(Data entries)
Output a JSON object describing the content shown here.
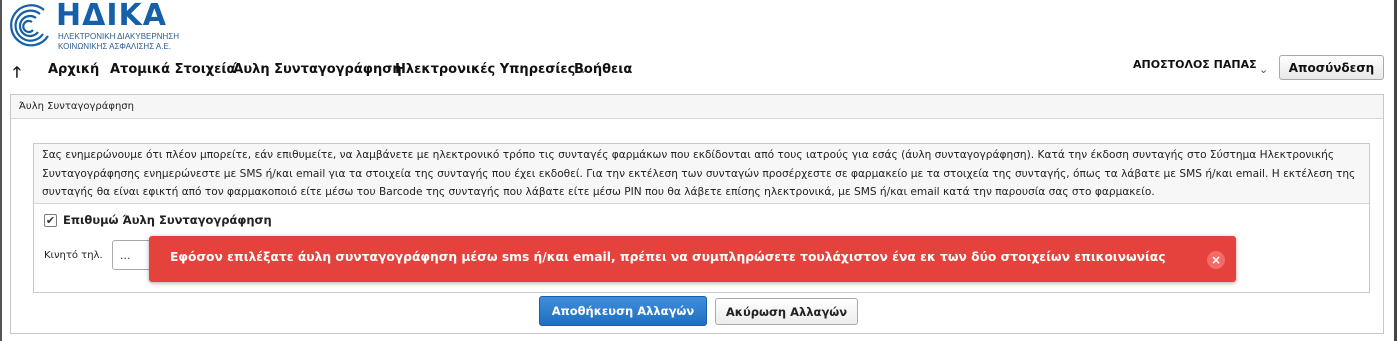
{
  "header": {
    "logo_text": "ΗΔΙΚΑ",
    "logo_subtitle_line1": "ΗΛΕΚΤΡΟΝΙΚΗ ΔΙΑΚΥΒΕΡΝΗΣΗ",
    "logo_subtitle_line2": "ΚΟΙΝΩΝΙΚΗΣ ΑΣΦΑΛΙΣΗΣ Α.Ε."
  },
  "nav": {
    "up_arrow": "🡑",
    "items": [
      {
        "label": "Αρχική"
      },
      {
        "label": "Ατομικά Στοιχεία"
      },
      {
        "label": "Άυλη Συνταγογράφηση"
      },
      {
        "label": "Ηλεκτρονικές Υπηρεσίες"
      },
      {
        "label": "Βοήθεια"
      }
    ],
    "dropdown_chevron": "⌄",
    "user_name": "ΑΠΟΣΤΟΛΟΣ ΠΑΠΑΣ",
    "logout_label": "Αποσύνδεση"
  },
  "panel": {
    "title": "Άυλη Συνταγογράφηση",
    "notice_lines": [
      "Σας ενημερώνουμε ότι πλέον μπορείτε, εάν επιθυμείτε, να λαμβάνετε με ηλεκτρονικό τρόπο τις συνταγές φαρμάκων που εκδίδονται από τους ιατρούς για εσάς (άυλη συνταγογράφηση). Κατά την έκδοση συνταγής στο Σύστημα Ηλεκτρονικής",
      "Συνταγογράφησης ενημερώνεστε με SMS ή/και email για τα στοιχεία της συνταγής που έχει εκδοθεί. Για την εκτέλεση των συνταγών προσέρχεστε σε φαρμακείο με τα στοιχεία της συνταγής, όπως τα λάβατε με SMS ή/και email. Η εκτέλεση της",
      "συνταγής θα είναι εφικτή από τον φαρμακοποιό είτε μέσω του Barcode της συνταγής που λάβατε είτε μέσω PIN που θα λάβετε επίσης ηλεκτρονικά, με SMS ή/και email κατά την παρουσία σας στο φαρμακείο."
    ],
    "checkbox_label": "Επιθυμώ Άυλη Συνταγογράφηση",
    "checkbox_checked": true,
    "checkmark": "✔",
    "phone_label": "Κινητό τηλ.",
    "phone_value": "...",
    "save_label": "Αποθήκευση Αλλαγών",
    "cancel_label": "Ακύρωση Αλλαγών"
  },
  "toast": {
    "message": "Εφόσον επιλέξατε άυλη συνταγογράφηση μέσω sms ή/και email, πρέπει να συμπληρώσετε τουλάχιστον ένα εκ των δύο στοιχείων επικοινωνίας",
    "close_glyph": "×",
    "color": "#e5413d"
  },
  "colors": {
    "brand": "#1560a8",
    "primary_button": "#1f6fc2"
  }
}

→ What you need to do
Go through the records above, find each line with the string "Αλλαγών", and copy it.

→ Problem solution
    "save_label": "Αποθήκευση Αλλαγών",
    "cancel_label": "Ακύρωση Αλλαγών"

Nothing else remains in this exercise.